- [Task description]
Your response should be the complete listing, copied exactly.

** Task data follows **

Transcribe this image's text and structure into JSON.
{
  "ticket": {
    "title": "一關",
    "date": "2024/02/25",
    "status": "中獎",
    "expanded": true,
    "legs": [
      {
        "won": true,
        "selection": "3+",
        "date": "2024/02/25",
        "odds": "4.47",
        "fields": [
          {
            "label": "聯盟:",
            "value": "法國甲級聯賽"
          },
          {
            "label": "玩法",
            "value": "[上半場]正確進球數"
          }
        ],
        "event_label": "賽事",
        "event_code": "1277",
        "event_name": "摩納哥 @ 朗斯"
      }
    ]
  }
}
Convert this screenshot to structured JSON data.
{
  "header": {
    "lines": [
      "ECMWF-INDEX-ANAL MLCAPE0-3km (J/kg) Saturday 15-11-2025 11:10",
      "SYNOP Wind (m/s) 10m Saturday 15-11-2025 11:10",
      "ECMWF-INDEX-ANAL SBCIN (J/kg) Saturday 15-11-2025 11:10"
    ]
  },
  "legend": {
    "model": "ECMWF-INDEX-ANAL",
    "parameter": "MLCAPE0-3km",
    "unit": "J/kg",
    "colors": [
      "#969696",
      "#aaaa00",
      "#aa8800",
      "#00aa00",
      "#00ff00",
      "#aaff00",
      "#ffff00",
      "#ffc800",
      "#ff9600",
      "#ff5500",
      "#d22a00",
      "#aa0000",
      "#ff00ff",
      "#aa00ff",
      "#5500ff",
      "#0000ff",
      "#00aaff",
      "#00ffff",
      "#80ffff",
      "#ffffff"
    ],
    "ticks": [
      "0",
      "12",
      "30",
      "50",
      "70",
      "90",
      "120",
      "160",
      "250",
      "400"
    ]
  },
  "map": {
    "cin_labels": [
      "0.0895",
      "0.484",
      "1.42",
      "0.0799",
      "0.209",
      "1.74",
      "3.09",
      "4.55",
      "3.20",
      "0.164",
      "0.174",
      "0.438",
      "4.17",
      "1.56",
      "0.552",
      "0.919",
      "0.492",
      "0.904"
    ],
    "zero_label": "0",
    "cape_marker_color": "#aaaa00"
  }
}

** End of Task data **

- [The completed task]
Transcribe this image's text and structure into JSON.
{
  "ticket": {
    "title": "一關",
    "date": "2024/02/25",
    "status": "中獎",
    "expanded": true,
    "legs": [
      {
        "won": true,
        "selection": "3+",
        "date": "2024/02/25",
        "odds": "4.47",
        "fields": [
          {
            "label": "聯盟:",
            "value": "法國甲級聯賽"
          },
          {
            "label": "玩法",
            "value": "[上半場]正確進球數"
          }
        ],
        "event_label": "賽事",
        "event_code": "1277",
        "event_name": "摩納哥 @ 朗斯"
      }
    ]
  }
}
Convert this screenshot to structured JSON data.
{
  "header": {
    "lines": [
      "ECMWF-INDEX-ANAL MLCAPE0-3km (J/kg) Saturday 15-11-2025 11:10",
      "SYNOP Wind (m/s) 10m Saturday 15-11-2025 11:10",
      "ECMWF-INDEX-ANAL SBCIN (J/kg) Saturday 15-11-2025 11:10"
    ]
  },
  "legend": {
    "model": "ECMWF-INDEX-ANAL",
    "parameter": "MLCAPE0-3km",
    "unit": "J/kg",
    "colors": [
      "#969696",
      "#aaaa00",
      "#aa8800",
      "#00aa00",
      "#00ff00",
      "#aaff00",
      "#ffff00",
      "#ffc800",
      "#ff9600",
      "#ff5500",
      "#d22a00",
      "#aa0000",
      "#ff00ff",
      "#aa00ff",
      "#5500ff",
      "#0000ff",
      "#00aaff",
      "#00ffff",
      "#80ffff",
      "#ffffff"
    ],
    "ticks": [
      "0",
      "12",
      "30",
      "50",
      "70",
      "90",
      "120",
      "160",
      "250",
      "400"
    ]
  },
  "map": {
    "cin_labels": [
      "0.0895",
      "0.484",
      "1.42",
      "0.0799",
      "0.209",
      "1.74",
      "3.09",
      "4.55",
      "3.20",
      "0.164",
      "0.174",
      "0.438",
      "4.17",
      "1.56",
      "0.552",
      "0.919",
      "0.492",
      "0.904"
    ],
    "zero_label": "0",
    "cape_marker_color": "#aaaa00"
  }
}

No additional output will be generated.